Work task — This exercise asks for the entries to be repeated exactly, without their images.

Exercise material —
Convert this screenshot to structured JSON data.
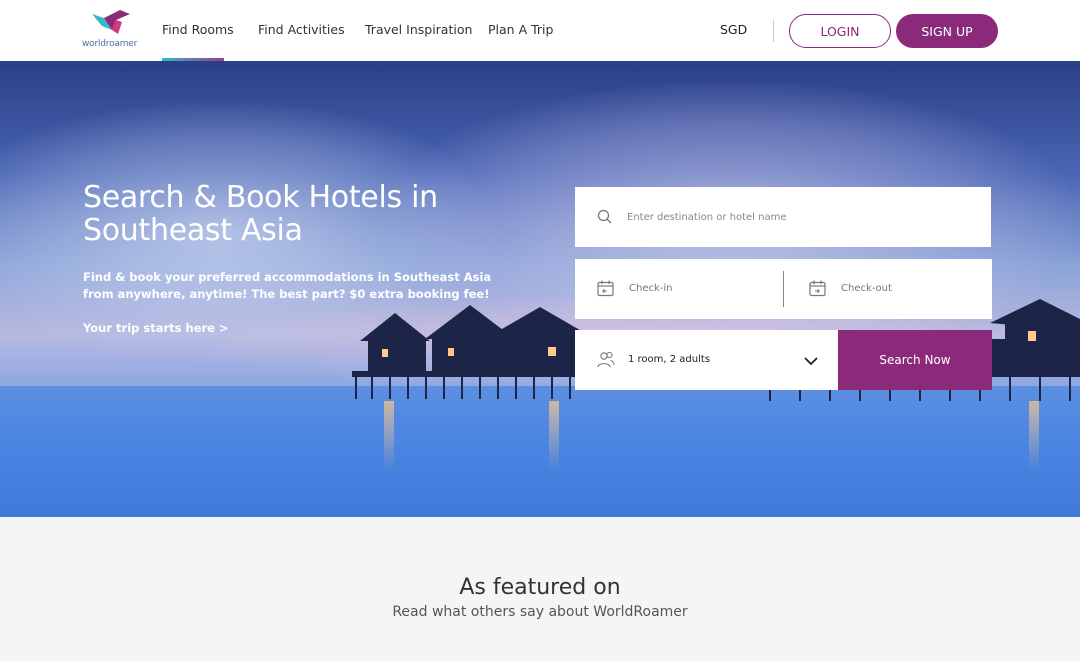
{
  "brand": {
    "logo_text": "worldroamer",
    "accent": "#8b2a7a",
    "teal": "#35b8c8"
  },
  "nav": {
    "items": [
      {
        "label": "Find Rooms",
        "active": true
      },
      {
        "label": "Find Activities",
        "active": false
      },
      {
        "label": "Travel Inspiration",
        "active": false
      },
      {
        "label": "Plan A Trip",
        "active": false
      }
    ],
    "currency": "SGD",
    "login_label": "LOGIN",
    "signup_label": "SIGN UP"
  },
  "hero": {
    "title": "Search & Book Hotels in Southeast Asia",
    "subtitle": "Find & book your preferred accommodations in Southeast Asia from anywhere, anytime! The best part? $0 extra booking fee!",
    "link": "Your trip starts here >"
  },
  "search": {
    "destination_placeholder": "Enter destination or hotel name",
    "checkin_label": "Check-in",
    "checkout_label": "Check-out",
    "guests_value": "1 room, 2 adults",
    "submit_label": "Search Now",
    "icons": {
      "destination": "search-icon",
      "dates": "calendar-icon",
      "guests": "people-icon",
      "dropdown": "chevron-down-icon"
    }
  },
  "featured": {
    "title": "As featured on",
    "subtitle": "Read what others say about WorldRoamer"
  }
}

Answer space —
Convert this screenshot to structured JSON data.
{
  "brand": {
    "logo_text": "worldroamer",
    "accent": "#8b2a7a",
    "teal": "#35b8c8"
  },
  "nav": {
    "items": [
      {
        "label": "Find Rooms",
        "active": true
      },
      {
        "label": "Find Activities",
        "active": false
      },
      {
        "label": "Travel Inspiration",
        "active": false
      },
      {
        "label": "Plan A Trip",
        "active": false
      }
    ],
    "currency": "SGD",
    "login_label": "LOGIN",
    "signup_label": "SIGN UP"
  },
  "hero": {
    "title": "Search & Book Hotels in Southeast Asia",
    "subtitle": "Find & book your preferred accommodations in Southeast Asia from anywhere, anytime! The best part? $0 extra booking fee!",
    "link": "Your trip starts here >"
  },
  "search": {
    "destination_placeholder": "Enter destination or hotel name",
    "checkin_label": "Check-in",
    "checkout_label": "Check-out",
    "guests_value": "1 room, 2 adults",
    "submit_label": "Search Now",
    "icons": {
      "destination": "search-icon",
      "dates": "calendar-icon",
      "guests": "people-icon",
      "dropdown": "chevron-down-icon"
    }
  },
  "featured": {
    "title": "As featured on",
    "subtitle": "Read what others say about WorldRoamer"
  }
}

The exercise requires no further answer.